*** MATERIALS PROVIDED Section Begins ***
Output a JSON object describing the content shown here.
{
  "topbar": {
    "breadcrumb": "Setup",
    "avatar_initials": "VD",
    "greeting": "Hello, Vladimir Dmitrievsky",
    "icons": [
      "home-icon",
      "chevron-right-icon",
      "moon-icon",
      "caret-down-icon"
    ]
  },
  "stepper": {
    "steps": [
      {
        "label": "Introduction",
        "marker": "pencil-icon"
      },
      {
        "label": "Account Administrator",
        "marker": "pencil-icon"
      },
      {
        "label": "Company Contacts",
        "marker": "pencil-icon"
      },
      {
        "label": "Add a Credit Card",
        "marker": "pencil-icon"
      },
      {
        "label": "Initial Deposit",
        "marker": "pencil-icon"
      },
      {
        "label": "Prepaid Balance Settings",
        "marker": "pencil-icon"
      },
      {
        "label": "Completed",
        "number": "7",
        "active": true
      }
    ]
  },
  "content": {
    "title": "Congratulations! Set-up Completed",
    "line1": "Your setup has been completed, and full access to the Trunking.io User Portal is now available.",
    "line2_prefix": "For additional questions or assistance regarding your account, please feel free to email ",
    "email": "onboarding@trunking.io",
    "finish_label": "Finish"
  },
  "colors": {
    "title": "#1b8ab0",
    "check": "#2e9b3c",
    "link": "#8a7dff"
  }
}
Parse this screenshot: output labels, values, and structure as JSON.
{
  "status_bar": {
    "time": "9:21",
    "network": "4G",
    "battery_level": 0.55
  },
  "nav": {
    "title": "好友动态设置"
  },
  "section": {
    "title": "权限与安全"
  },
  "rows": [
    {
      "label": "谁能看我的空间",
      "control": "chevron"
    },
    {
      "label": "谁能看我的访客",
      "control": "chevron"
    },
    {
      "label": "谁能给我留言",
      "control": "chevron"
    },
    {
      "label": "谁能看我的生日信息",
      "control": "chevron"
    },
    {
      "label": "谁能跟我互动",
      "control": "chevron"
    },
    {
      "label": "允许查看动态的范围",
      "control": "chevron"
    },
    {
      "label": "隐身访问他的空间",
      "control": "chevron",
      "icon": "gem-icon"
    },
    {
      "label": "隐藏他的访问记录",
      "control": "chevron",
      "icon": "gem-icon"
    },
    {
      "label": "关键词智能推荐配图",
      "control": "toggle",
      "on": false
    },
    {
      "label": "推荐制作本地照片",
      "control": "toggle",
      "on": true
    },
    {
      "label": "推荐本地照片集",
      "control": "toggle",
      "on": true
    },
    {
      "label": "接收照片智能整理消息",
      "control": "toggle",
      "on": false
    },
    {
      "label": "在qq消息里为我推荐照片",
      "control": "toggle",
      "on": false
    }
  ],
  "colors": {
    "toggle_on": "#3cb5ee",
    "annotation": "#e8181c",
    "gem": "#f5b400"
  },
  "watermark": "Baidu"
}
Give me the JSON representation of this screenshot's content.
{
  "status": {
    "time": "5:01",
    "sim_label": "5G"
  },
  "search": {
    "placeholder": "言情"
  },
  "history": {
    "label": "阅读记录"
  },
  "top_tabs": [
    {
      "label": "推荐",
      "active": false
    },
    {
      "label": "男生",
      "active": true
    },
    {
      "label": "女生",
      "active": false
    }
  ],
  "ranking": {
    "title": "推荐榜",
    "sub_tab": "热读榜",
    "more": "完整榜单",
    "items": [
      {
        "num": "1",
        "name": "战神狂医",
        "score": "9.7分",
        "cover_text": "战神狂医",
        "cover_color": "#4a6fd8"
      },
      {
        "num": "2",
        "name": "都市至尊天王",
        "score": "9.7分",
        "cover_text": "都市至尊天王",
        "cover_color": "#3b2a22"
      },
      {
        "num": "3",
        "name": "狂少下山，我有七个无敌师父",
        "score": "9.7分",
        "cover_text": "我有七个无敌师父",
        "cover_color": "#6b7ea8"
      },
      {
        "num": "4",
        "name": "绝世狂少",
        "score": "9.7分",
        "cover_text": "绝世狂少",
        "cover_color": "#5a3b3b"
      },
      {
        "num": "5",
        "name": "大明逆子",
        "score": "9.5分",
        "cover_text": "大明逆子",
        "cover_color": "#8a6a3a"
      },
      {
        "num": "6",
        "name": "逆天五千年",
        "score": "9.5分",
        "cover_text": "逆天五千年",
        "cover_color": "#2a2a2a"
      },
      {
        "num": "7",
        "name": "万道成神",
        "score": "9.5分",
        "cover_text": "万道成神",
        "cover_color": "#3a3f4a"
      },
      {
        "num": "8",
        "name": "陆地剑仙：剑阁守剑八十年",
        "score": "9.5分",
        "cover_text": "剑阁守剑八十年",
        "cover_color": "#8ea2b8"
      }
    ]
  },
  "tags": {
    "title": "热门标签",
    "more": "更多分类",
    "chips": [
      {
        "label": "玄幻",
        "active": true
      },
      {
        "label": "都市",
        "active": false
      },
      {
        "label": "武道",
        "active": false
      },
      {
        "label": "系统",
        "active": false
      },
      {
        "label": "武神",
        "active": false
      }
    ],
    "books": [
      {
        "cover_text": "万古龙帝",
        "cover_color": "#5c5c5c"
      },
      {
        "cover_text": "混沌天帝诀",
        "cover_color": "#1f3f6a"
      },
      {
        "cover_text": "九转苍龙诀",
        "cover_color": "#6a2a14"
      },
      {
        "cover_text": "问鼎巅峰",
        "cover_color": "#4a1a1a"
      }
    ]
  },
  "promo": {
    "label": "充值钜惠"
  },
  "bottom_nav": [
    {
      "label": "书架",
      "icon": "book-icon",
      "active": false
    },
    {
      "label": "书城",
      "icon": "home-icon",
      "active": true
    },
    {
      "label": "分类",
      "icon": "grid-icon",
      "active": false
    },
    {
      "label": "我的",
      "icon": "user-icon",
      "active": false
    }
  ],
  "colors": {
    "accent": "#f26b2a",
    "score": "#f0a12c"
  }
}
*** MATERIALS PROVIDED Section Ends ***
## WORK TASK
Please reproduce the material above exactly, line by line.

## RESPONSE
Output a JSON object describing the content shown here.
{
  "topbar": {
    "breadcrumb": "Setup",
    "avatar_initials": "VD",
    "greeting": "Hello, Vladimir Dmitrievsky",
    "icons": [
      "home-icon",
      "chevron-right-icon",
      "moon-icon",
      "caret-down-icon"
    ]
  },
  "stepper": {
    "steps": [
      {
        "label": "Introduction",
        "marker": "pencil-icon"
      },
      {
        "label": "Account Administrator",
        "marker": "pencil-icon"
      },
      {
        "label": "Company Contacts",
        "marker": "pencil-icon"
      },
      {
        "label": "Add a Credit Card",
        "marker": "pencil-icon"
      },
      {
        "label": "Initial Deposit",
        "marker": "pencil-icon"
      },
      {
        "label": "Prepaid Balance Settings",
        "marker": "pencil-icon"
      },
      {
        "label": "Completed",
        "number": "7",
        "active": true
      }
    ]
  },
  "content": {
    "title": "Congratulations! Set-up Completed",
    "line1": "Your setup has been completed, and full access to the Trunking.io User Portal is now available.",
    "line2_prefix": "For additional questions or assistance regarding your account, please feel free to email ",
    "email": "onboarding@trunking.io",
    "finish_label": "Finish"
  },
  "colors": {
    "title": "#1b8ab0",
    "check": "#2e9b3c",
    "link": "#8a7dff"
  }
}
Parse this screenshot: output labels, values, and structure as JSON.
{
  "status_bar": {
    "time": "9:21",
    "network": "4G",
    "battery_level": 0.55
  },
  "nav": {
    "title": "好友动态设置"
  },
  "section": {
    "title": "权限与安全"
  },
  "rows": [
    {
      "label": "谁能看我的空间",
      "control": "chevron"
    },
    {
      "label": "谁能看我的访客",
      "control": "chevron"
    },
    {
      "label": "谁能给我留言",
      "control": "chevron"
    },
    {
      "label": "谁能看我的生日信息",
      "control": "chevron"
    },
    {
      "label": "谁能跟我互动",
      "control": "chevron"
    },
    {
      "label": "允许查看动态的范围",
      "control": "chevron"
    },
    {
      "label": "隐身访问他的空间",
      "control": "chevron",
      "icon": "gem-icon"
    },
    {
      "label": "隐藏他的访问记录",
      "control": "chevron",
      "icon": "gem-icon"
    },
    {
      "label": "关键词智能推荐配图",
      "control": "toggle",
      "on": false
    },
    {
      "label": "推荐制作本地照片",
      "control": "toggle",
      "on": true
    },
    {
      "label": "推荐本地照片集",
      "control": "toggle",
      "on": true
    },
    {
      "label": "接收照片智能整理消息",
      "control": "toggle",
      "on": false
    },
    {
      "label": "在qq消息里为我推荐照片",
      "control": "toggle",
      "on": false
    }
  ],
  "colors": {
    "toggle_on": "#3cb5ee",
    "annotation": "#e8181c",
    "gem": "#f5b400"
  },
  "watermark": "Baidu"
}
Give me the JSON representation of this screenshot's content.
{
  "status": {
    "time": "5:01",
    "sim_label": "5G"
  },
  "search": {
    "placeholder": "言情"
  },
  "history": {
    "label": "阅读记录"
  },
  "top_tabs": [
    {
      "label": "推荐",
      "active": false
    },
    {
      "label": "男生",
      "active": true
    },
    {
      "label": "女生",
      "active": false
    }
  ],
  "ranking": {
    "title": "推荐榜",
    "sub_tab": "热读榜",
    "more": "完整榜单",
    "items": [
      {
        "num": "1",
        "name": "战神狂医",
        "score": "9.7分",
        "cover_text": "战神狂医",
        "cover_color": "#4a6fd8"
      },
      {
        "num": "2",
        "name": "都市至尊天王",
        "score": "9.7分",
        "cover_text": "都市至尊天王",
        "cover_color": "#3b2a22"
      },
      {
        "num": "3",
        "name": "狂少下山，我有七个无敌师父",
        "score": "9.7分",
        "cover_text": "我有七个无敌师父",
        "cover_color": "#6b7ea8"
      },
      {
        "num": "4",
        "name": "绝世狂少",
        "score": "9.7分",
        "cover_text": "绝世狂少",
        "cover_color": "#5a3b3b"
      },
      {
        "num": "5",
        "name": "大明逆子",
        "score": "9.5分",
        "cover_text": "大明逆子",
        "cover_color": "#8a6a3a"
      },
      {
        "num": "6",
        "name": "逆天五千年",
        "score": "9.5分",
        "cover_text": "逆天五千年",
        "cover_color": "#2a2a2a"
      },
      {
        "num": "7",
        "name": "万道成神",
        "score": "9.5分",
        "cover_text": "万道成神",
        "cover_color": "#3a3f4a"
      },
      {
        "num": "8",
        "name": "陆地剑仙：剑阁守剑八十年",
        "score": "9.5分",
        "cover_text": "剑阁守剑八十年",
        "cover_color": "#8ea2b8"
      }
    ]
  },
  "tags": {
    "title": "热门标签",
    "more": "更多分类",
    "chips": [
      {
        "label": "玄幻",
        "active": true
      },
      {
        "label": "都市",
        "active": false
      },
      {
        "label": "武道",
        "active": false
      },
      {
        "label": "系统",
        "active": false
      },
      {
        "label": "武神",
        "active": false
      }
    ],
    "books": [
      {
        "cover_text": "万古龙帝",
        "cover_color": "#5c5c5c"
      },
      {
        "cover_text": "混沌天帝诀",
        "cover_color": "#1f3f6a"
      },
      {
        "cover_text": "九转苍龙诀",
        "cover_color": "#6a2a14"
      },
      {
        "cover_text": "问鼎巅峰",
        "cover_color": "#4a1a1a"
      }
    ]
  },
  "promo": {
    "label": "充值钜惠"
  },
  "bottom_nav": [
    {
      "label": "书架",
      "icon": "book-icon",
      "active": false
    },
    {
      "label": "书城",
      "icon": "home-icon",
      "active": true
    },
    {
      "label": "分类",
      "icon": "grid-icon",
      "active": false
    },
    {
      "label": "我的",
      "icon": "user-icon",
      "active": false
    }
  ],
  "colors": {
    "accent": "#f26b2a",
    "score": "#f0a12c"
  }
}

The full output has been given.